● WHAT THE EXERCISE ASKS
Your answer must be an exact copy of every record.

───── RECORD SET

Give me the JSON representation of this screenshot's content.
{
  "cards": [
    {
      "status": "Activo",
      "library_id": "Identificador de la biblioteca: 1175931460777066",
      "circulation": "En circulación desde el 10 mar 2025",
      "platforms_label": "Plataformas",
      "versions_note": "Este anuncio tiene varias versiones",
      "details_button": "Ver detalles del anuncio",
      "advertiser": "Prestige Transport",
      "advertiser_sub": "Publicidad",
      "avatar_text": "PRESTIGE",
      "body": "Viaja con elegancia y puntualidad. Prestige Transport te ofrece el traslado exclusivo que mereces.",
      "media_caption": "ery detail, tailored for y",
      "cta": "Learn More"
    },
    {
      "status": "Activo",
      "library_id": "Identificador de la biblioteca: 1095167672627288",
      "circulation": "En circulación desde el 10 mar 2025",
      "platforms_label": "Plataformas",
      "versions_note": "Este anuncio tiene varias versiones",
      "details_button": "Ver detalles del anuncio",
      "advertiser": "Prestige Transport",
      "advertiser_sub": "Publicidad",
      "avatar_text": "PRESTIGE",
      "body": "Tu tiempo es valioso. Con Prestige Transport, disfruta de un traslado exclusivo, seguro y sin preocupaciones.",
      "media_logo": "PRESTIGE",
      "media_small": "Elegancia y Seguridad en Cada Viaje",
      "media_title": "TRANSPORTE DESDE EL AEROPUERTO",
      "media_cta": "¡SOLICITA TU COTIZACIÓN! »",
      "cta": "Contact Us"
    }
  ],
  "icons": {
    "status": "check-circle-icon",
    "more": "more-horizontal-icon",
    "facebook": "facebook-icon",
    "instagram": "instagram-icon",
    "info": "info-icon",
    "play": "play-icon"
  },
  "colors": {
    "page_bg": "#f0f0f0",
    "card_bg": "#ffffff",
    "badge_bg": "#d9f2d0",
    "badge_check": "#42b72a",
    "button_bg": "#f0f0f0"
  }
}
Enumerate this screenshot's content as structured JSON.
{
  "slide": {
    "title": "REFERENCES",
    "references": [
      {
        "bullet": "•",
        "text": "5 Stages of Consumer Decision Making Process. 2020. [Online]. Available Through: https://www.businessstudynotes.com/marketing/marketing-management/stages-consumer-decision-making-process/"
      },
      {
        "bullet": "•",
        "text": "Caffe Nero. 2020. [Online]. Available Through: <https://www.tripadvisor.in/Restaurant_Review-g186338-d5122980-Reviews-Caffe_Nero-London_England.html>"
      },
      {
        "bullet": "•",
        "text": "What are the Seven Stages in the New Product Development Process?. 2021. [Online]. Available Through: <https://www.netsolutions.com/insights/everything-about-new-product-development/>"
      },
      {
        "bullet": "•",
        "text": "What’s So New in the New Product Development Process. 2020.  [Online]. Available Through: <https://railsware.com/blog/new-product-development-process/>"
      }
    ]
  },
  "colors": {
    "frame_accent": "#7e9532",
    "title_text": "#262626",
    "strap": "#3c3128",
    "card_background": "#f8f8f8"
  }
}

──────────

● ANSWER FOR THE TASK
Give me the JSON representation of this screenshot's content.
{
  "cards": [
    {
      "status": "Activo",
      "library_id": "Identificador de la biblioteca: 1175931460777066",
      "circulation": "En circulación desde el 10 mar 2025",
      "platforms_label": "Plataformas",
      "versions_note": "Este anuncio tiene varias versiones",
      "details_button": "Ver detalles del anuncio",
      "advertiser": "Prestige Transport",
      "advertiser_sub": "Publicidad",
      "avatar_text": "PRESTIGE",
      "body": "Viaja con elegancia y puntualidad. Prestige Transport te ofrece el traslado exclusivo que mereces.",
      "media_caption": "ery detail, tailored for y",
      "cta": "Learn More"
    },
    {
      "status": "Activo",
      "library_id": "Identificador de la biblioteca: 1095167672627288",
      "circulation": "En circulación desde el 10 mar 2025",
      "platforms_label": "Plataformas",
      "versions_note": "Este anuncio tiene varias versiones",
      "details_button": "Ver detalles del anuncio",
      "advertiser": "Prestige Transport",
      "advertiser_sub": "Publicidad",
      "avatar_text": "PRESTIGE",
      "body": "Tu tiempo es valioso. Con Prestige Transport, disfruta de un traslado exclusivo, seguro y sin preocupaciones.",
      "media_logo": "PRESTIGE",
      "media_small": "Elegancia y Seguridad en Cada Viaje",
      "media_title": "TRANSPORTE DESDE EL AEROPUERTO",
      "media_cta": "¡SOLICITA TU COTIZACIÓN! »",
      "cta": "Contact Us"
    }
  ],
  "icons": {
    "status": "check-circle-icon",
    "more": "more-horizontal-icon",
    "facebook": "facebook-icon",
    "instagram": "instagram-icon",
    "info": "info-icon",
    "play": "play-icon"
  },
  "colors": {
    "page_bg": "#f0f0f0",
    "card_bg": "#ffffff",
    "badge_bg": "#d9f2d0",
    "badge_check": "#42b72a",
    "button_bg": "#f0f0f0"
  }
}
Enumerate this screenshot's content as structured JSON.
{
  "slide": {
    "title": "REFERENCES",
    "references": [
      {
        "bullet": "•",
        "text": "5 Stages of Consumer Decision Making Process. 2020. [Online]. Available Through: https://www.businessstudynotes.com/marketing/marketing-management/stages-consumer-decision-making-process/"
      },
      {
        "bullet": "•",
        "text": "Caffe Nero. 2020. [Online]. Available Through: <https://www.tripadvisor.in/Restaurant_Review-g186338-d5122980-Reviews-Caffe_Nero-London_England.html>"
      },
      {
        "bullet": "•",
        "text": "What are the Seven Stages in the New Product Development Process?. 2021. [Online]. Available Through: <https://www.netsolutions.com/insights/everything-about-new-product-development/>"
      },
      {
        "bullet": "•",
        "text": "What’s So New in the New Product Development Process. 2020.  [Online]. Available Through: <https://railsware.com/blog/new-product-development-process/>"
      }
    ]
  },
  "colors": {
    "frame_accent": "#7e9532",
    "title_text": "#262626",
    "strap": "#3c3128",
    "card_background": "#f8f8f8"
  }
}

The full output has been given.